• Your goal: Only the records, repeated exactly, should make up the response.

• Excerpted data:
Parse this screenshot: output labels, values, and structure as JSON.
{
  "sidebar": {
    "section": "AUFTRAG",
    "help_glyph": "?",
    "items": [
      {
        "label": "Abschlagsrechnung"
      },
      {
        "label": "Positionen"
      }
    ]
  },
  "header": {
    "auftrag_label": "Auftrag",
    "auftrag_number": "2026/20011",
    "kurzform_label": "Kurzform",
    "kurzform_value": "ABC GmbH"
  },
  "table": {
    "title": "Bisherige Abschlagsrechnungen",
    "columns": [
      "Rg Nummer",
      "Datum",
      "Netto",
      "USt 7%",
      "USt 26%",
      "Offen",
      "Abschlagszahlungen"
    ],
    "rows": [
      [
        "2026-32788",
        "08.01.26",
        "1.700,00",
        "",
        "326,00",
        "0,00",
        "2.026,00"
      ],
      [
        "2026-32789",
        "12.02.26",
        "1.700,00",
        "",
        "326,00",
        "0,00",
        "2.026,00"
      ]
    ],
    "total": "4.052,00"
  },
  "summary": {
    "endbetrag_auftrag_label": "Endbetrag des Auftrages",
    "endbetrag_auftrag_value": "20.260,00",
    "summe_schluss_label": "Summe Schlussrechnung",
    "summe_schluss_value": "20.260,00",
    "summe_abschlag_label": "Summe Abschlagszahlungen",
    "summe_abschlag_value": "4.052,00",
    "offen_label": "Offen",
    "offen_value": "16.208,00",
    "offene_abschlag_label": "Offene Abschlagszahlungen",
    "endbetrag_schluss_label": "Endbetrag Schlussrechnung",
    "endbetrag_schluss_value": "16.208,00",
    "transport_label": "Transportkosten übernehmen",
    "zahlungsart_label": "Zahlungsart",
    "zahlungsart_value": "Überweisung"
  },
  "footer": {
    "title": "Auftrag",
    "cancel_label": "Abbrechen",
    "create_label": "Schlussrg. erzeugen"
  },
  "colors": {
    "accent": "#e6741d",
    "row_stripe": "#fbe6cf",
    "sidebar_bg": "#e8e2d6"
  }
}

• Result for this exercise:
Parse this screenshot: output labels, values, and structure as JSON.
{
  "sidebar": {
    "section": "AUFTRAG",
    "help_glyph": "?",
    "items": [
      {
        "label": "Abschlagsrechnung"
      },
      {
        "label": "Positionen"
      }
    ]
  },
  "header": {
    "auftrag_label": "Auftrag",
    "auftrag_number": "2026/20011",
    "kurzform_label": "Kurzform",
    "kurzform_value": "ABC GmbH"
  },
  "table": {
    "title": "Bisherige Abschlagsrechnungen",
    "columns": [
      "Rg Nummer",
      "Datum",
      "Netto",
      "USt 7%",
      "USt 26%",
      "Offen",
      "Abschlagszahlungen"
    ],
    "rows": [
      [
        "2026-32788",
        "08.01.26",
        "1.700,00",
        "",
        "326,00",
        "0,00",
        "2.026,00"
      ],
      [
        "2026-32789",
        "12.02.26",
        "1.700,00",
        "",
        "326,00",
        "0,00",
        "2.026,00"
      ]
    ],
    "total": "4.052,00"
  },
  "summary": {
    "endbetrag_auftrag_label": "Endbetrag des Auftrages",
    "endbetrag_auftrag_value": "20.260,00",
    "summe_schluss_label": "Summe Schlussrechnung",
    "summe_schluss_value": "20.260,00",
    "summe_abschlag_label": "Summe Abschlagszahlungen",
    "summe_abschlag_value": "4.052,00",
    "offen_label": "Offen",
    "offen_value": "16.208,00",
    "offene_abschlag_label": "Offene Abschlagszahlungen",
    "endbetrag_schluss_label": "Endbetrag Schlussrechnung",
    "endbetrag_schluss_value": "16.208,00",
    "transport_label": "Transportkosten übernehmen",
    "zahlungsart_label": "Zahlungsart",
    "zahlungsart_value": "Überweisung"
  },
  "footer": {
    "title": "Auftrag",
    "cancel_label": "Abbrechen",
    "create_label": "Schlussrg. erzeugen"
  },
  "colors": {
    "accent": "#e6741d",
    "row_stripe": "#fbe6cf",
    "sidebar_bg": "#e8e2d6"
  }
}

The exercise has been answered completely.